School Psychology, EdS

Preparing future school psychologists in evidence-based practices to promote positive outcomes for children, families, and schools

EdS Graduates


The Specialist-Level (Ed.S.) School Psychology Program at the University of Cincinnati is dedicated to preparing highly competent professional school psychologists according to the scientist-practitioner model. In their role, school psychologists collaborate with teachers, families, and other school and community stakeholders to support the academic, social, emotional, and behavior development of children. As a result of their comprehensive training, UC Ed.S. graduates are prepared to make significant contributions to this challenging field through the most up-to-date and research-based professional practice, child and family advocacy, and leadership for best practices.
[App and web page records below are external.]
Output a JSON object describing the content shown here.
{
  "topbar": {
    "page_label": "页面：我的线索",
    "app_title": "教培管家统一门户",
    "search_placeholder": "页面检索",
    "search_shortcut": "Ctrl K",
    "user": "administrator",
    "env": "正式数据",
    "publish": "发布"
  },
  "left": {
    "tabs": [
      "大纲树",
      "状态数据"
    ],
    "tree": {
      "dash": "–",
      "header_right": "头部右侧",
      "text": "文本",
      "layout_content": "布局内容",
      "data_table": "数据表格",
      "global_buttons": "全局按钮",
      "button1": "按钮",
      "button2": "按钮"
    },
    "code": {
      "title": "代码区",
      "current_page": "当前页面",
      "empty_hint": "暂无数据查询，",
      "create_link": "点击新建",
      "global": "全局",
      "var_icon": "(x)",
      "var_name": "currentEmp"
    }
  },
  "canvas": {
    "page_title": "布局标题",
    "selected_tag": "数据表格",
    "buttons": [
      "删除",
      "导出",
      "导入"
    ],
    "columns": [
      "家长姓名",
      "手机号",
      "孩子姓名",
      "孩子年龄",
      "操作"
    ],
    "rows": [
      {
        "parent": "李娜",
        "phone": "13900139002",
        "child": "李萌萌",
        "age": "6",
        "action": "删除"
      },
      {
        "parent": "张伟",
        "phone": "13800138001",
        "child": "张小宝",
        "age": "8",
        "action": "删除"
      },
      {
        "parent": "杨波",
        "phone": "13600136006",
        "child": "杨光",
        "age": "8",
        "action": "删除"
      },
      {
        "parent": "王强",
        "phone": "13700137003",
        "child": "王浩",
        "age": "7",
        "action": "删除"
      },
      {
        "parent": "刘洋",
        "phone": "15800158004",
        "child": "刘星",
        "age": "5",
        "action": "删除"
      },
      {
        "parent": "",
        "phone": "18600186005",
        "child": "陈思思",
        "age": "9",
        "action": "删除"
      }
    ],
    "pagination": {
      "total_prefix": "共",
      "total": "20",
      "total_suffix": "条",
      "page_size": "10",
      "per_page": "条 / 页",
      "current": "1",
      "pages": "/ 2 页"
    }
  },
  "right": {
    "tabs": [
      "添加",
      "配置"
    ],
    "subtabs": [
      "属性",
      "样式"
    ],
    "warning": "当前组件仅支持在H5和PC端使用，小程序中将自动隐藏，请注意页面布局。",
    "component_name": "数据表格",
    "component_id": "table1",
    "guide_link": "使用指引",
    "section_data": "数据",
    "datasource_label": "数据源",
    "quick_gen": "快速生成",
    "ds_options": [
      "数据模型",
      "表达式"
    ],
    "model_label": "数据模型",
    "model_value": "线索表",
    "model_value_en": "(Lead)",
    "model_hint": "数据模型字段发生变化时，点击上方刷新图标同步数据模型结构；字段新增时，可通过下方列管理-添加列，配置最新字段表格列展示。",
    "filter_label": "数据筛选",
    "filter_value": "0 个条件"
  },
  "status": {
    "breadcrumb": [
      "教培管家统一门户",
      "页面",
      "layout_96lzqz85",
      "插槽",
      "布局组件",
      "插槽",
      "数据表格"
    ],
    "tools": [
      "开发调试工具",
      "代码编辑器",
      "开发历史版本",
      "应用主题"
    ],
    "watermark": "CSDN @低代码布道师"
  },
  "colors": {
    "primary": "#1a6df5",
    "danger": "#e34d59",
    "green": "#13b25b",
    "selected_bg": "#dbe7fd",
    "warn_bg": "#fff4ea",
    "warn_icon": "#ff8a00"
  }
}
The Ed.S. Program includes 3 years of full-time study followed by a 10-month (1500 clock hour) full-time supervised internship in a school setting. Students complete requirements for the Masters degree (M.Ed. in Foundations in Behavior Analysis) in the course of this 3-year program at the end of Year 1.

This specialist-level preparation leads to Ohio Department of Education licensure in school psychology. It also meets training requirements for National Certification in School Psychology (NCSP) administered through NASP, and consistent with these national standards, meets licensure requirements for many other states. In addition, graduates meet the coursework requirements for pursuing credentialing as a Board Certified Behavior Analyst. Graduates work in schools and other community and educational settings as professional school psychologists promoting positive academic and mental health outcomes for students.

8.5% Job Growth Nationwide, $55K Average National Salary, Approved by the National Association of School Psychologists

This data is provided by BLS, 2021 through Burning Glass.

Program Philosophy

The School Psychology Program at the University of Cincinnati is founded on the core ethical principles that psychologists respect the dignity and worth of all individuals and aim to promote measurable positive outcomes in their work. These principles are articulated in the ethical, professional practice, and training standards of the National Association of School Psychologists. The University of Cincinnati School Psychology Program, in applying these core principles, places an emphasis on the use of scientist-practitioner and ecological-behavioral models to guide practice, with an emphasis on social justice advocacy. As scientist practitioners, students are trained to critically examine theory and practice, develop a defensible professional model of practice, and collect and use accountability data for decisions. In applying an ecological-behavioral approach, students learn to focus on changing behaviors in important contexts, such as the school and family, and to collaborate with key individuals for effecting meaningful changes in these contexts. Students are also trained as social justice advocates in promoting access to high-quality educational services for all clients and dismantling systems of oppression and marginalization in schools.

These core principles serve as the foundation for the Program philosophy and approach, and are translated into several interrelated training themes that together form the basis for the Program training model and activities. These Program training themes are:

  • Developing and adhering to a defensible personal model of practice aligned with the Program model
  • Adhering to legal and ethical foundations for practice
  • Engaging in data-based practice and accountability
  • Using research to inform practice
  • Making meaningful contributions to practice and the profession
  • Using applied behavior analysis as a foundation for practice
  • Considering various interconnected systems as contexts for case conceptualization and behavior change
  • Conceptualizing student challenges as resulting from mismatches with their environment(s) rather than within-student problems
  • Individualizing interventions and supports to align with students and contexts
  • Intentionally advocating to dismantle systems of oppression and marginalization
  • Establishing and maintaining awareness of own identities, working to mitigate biases, and engaging in a meaningful approach to diversity in all its forms
  • Promoting positive outcomes for all students (systems-level) and each student (individual-level)
  • Ensuring access to equitable, affirming, accessible, inclusive, and safe services for all students and clients
  • Using data to make equity-focused decisions
  • Centering clients and families via culturally relevant service delivery and empowering them as valued partners in educational decision-making
  • Centering consultation as a primary framework for service delivery
  • Engaging in data-based decision making by linking assessment, intervention, and evaluation
  • Engaging in data-based problem solving across universal, targeted, and intensive tiers of evidence-based service delivery
  • Respecting the expertise of other professionals and working on interdisciplinary teams to best support students and clients
  • Maintaining responsibility for one’s own continued professional learning and competency development and promotion of professional learning in others
  • Advocating for and taking initiative in promoting evidence-based services in self and others

The program provides future school psychologists with a solid professional and academic foundation reflecting depth and diversity in both psychology and education. The program fosters a special sensitivity to the social foundations and cultural diversity of all people and respect for the uniqueness and human dignity of each and all persons.  Self-awareness, positive regard for others, and respect for cultural and individual differences are actively cultivated and expected of all students.

23-24 Ed.S School Psychology Handbook

23-24 Ed.S. Field Placement Manual